standing on the earths surface i have two forces acting on me. the force due to the fact that i have mass, and so does the earth. given by equation f = (Gm1m2)/r (this force would be acting if the earth was not spinning) i will call this force gravity here.
then there is a normal force that the earth is acting on me, upwards. as i am stationary, this force will countering the force i described above.
but, what about the centripedal acceleration i have (assuming i am standing on the equator),and the earth is spinning, due to the fact that i have a tangental velocity. this acceleration is given by the equation
ac = (v^2)/r
with this acceleration acting on my mass, is this not creating another force on me too? and is this force acting in the same direction as the gravity force or the normal force.
I know that my centripedal acceleration is towards the centre of the earth, so is this the direction that the force acts as well.

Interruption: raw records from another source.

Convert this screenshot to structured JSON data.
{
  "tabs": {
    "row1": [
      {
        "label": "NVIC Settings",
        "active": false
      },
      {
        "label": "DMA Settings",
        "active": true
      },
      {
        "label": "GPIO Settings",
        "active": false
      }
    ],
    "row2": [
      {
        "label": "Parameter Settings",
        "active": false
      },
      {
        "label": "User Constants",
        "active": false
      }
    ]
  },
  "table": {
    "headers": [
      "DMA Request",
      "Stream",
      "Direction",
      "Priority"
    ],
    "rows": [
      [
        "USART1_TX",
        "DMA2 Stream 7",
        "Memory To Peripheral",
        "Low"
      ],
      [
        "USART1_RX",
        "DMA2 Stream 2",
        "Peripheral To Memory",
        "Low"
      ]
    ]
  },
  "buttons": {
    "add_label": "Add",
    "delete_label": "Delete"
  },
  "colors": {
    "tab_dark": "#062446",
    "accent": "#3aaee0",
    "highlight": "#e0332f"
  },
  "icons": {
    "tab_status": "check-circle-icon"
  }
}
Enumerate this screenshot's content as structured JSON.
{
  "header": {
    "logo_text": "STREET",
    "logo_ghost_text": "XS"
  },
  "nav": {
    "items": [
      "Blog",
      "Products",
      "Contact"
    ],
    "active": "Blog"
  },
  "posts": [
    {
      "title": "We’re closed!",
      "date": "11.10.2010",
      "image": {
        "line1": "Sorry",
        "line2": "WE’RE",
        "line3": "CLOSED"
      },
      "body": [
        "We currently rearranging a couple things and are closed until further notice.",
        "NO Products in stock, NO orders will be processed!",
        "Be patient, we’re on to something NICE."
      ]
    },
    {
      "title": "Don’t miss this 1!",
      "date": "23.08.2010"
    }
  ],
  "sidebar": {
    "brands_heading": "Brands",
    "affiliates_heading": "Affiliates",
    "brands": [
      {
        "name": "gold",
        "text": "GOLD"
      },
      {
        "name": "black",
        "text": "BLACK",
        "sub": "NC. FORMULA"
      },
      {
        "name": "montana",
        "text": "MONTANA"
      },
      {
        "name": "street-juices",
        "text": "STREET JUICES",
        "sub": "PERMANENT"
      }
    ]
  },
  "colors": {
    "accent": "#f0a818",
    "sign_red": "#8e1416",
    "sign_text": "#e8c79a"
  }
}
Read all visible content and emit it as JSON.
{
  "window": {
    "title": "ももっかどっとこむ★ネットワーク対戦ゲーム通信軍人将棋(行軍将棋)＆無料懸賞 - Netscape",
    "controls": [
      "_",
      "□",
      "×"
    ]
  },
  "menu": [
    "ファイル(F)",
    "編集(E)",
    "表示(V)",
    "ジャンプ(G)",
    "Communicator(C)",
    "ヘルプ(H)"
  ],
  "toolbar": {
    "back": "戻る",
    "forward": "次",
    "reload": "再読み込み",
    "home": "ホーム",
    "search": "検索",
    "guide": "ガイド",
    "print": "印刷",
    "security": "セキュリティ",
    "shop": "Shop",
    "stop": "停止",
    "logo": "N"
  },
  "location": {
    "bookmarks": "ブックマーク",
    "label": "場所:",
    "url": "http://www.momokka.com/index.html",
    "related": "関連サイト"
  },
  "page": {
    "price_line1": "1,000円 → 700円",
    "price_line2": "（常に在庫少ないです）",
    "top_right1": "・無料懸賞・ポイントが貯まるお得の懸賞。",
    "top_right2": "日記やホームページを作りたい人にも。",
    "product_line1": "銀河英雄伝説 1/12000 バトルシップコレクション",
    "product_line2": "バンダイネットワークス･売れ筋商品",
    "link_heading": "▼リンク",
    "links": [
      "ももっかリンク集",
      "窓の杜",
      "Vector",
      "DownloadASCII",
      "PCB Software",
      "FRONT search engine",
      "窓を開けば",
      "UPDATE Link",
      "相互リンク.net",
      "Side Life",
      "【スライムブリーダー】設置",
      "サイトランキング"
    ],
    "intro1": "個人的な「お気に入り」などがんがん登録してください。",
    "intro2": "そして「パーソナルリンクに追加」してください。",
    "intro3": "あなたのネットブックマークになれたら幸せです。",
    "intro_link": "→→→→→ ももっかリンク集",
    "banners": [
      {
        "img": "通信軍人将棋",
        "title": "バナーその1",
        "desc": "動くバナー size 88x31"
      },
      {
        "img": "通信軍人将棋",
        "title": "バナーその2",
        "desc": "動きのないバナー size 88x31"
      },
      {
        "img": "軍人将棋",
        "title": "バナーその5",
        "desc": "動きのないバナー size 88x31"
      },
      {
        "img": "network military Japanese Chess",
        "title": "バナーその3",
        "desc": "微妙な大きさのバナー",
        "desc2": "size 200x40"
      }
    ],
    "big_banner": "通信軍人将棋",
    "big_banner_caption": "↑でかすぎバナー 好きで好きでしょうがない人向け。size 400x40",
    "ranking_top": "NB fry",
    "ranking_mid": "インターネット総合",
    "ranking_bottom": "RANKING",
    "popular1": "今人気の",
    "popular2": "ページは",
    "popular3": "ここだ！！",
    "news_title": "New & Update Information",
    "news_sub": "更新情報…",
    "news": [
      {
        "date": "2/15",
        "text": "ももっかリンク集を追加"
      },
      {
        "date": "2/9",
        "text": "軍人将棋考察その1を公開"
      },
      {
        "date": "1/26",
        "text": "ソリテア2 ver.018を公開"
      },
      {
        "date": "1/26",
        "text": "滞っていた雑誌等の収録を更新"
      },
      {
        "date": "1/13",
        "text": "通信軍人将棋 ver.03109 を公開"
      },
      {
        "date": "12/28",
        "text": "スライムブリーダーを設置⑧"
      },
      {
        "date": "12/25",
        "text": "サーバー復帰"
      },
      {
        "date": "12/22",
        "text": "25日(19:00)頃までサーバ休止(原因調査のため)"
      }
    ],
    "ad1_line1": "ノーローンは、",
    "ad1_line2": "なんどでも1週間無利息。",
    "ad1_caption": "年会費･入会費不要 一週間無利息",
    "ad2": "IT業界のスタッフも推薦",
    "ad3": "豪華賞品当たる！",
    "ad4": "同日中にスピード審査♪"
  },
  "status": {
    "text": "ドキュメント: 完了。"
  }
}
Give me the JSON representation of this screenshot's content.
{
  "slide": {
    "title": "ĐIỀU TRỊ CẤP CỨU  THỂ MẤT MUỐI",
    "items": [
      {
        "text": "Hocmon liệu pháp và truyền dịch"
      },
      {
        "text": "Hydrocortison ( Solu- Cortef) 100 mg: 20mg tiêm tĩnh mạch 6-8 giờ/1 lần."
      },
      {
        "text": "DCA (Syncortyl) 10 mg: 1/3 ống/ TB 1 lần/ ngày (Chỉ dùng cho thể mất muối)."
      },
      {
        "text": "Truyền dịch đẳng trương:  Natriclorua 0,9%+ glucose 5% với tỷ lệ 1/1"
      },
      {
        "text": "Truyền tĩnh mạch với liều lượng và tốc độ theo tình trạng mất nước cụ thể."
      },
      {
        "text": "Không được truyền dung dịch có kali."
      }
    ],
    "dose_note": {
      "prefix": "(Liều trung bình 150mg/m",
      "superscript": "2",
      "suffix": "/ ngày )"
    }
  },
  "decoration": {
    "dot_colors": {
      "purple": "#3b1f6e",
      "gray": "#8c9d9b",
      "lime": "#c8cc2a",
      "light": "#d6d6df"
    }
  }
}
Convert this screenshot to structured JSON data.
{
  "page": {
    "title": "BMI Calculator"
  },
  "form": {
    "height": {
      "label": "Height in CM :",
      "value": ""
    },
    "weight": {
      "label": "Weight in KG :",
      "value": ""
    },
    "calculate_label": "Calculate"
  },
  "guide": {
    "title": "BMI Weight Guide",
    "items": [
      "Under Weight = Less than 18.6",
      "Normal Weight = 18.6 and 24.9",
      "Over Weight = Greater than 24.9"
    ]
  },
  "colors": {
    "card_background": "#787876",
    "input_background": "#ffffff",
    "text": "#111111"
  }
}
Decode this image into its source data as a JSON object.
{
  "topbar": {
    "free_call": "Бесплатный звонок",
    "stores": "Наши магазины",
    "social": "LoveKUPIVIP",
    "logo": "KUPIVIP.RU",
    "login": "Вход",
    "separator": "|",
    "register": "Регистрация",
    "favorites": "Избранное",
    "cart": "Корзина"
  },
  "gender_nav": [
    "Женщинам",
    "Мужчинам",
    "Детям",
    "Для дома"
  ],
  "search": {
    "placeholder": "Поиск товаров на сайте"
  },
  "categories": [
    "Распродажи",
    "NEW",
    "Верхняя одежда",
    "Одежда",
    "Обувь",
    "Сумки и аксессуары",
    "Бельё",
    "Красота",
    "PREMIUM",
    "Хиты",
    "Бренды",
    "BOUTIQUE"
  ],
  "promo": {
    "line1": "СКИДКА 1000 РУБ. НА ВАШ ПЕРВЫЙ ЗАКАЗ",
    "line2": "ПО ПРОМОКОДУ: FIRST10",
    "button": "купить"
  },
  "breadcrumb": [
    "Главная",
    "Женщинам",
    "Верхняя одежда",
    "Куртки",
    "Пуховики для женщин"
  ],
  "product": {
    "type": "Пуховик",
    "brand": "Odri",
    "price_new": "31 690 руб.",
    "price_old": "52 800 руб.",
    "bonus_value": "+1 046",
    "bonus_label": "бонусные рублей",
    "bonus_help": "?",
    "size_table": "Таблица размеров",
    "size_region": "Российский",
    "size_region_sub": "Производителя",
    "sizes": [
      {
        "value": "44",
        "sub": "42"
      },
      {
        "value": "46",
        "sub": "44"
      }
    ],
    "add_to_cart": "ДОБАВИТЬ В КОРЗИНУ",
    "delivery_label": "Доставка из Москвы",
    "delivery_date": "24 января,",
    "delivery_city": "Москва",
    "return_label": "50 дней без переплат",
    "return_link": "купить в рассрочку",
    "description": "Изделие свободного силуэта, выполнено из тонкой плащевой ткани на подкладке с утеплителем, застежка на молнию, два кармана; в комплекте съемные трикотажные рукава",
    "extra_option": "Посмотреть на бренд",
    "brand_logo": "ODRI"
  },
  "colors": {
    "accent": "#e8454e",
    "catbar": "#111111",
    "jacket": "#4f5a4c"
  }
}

i guess im not really sure which direction the centripedal force acts in a rotational motion situation. with the bucket being spun in a circle above your head, eaxample, i thought that the reason the water does not fall from the bucket when it is above your head is that the force due to gravity acting, as it alwas does, downwards, was equal or less than a force acting in the opposite direction. is this the support force of the bucket bottom? wouldnt that act in the same direciton as gravity force?? or is it the centripedal force?? opposing gravity? but doesn't the centripedal force have to act in the same direction as the acceleration, which is the same direction as gravity? so then why does the water not fall?
edit: ok, so i have just read that the centrpideal force is not actually a force in itself, it is just another name for the force that is creating the cetripedal acceleration, which in the case of the bcket, for example, is the tension force in the persons arm. this i understand.
however it does not help me with my first problem, about the forces acting on a person standing at the equator. what force causes the centripedal acceleration here
The Attempt at a Solution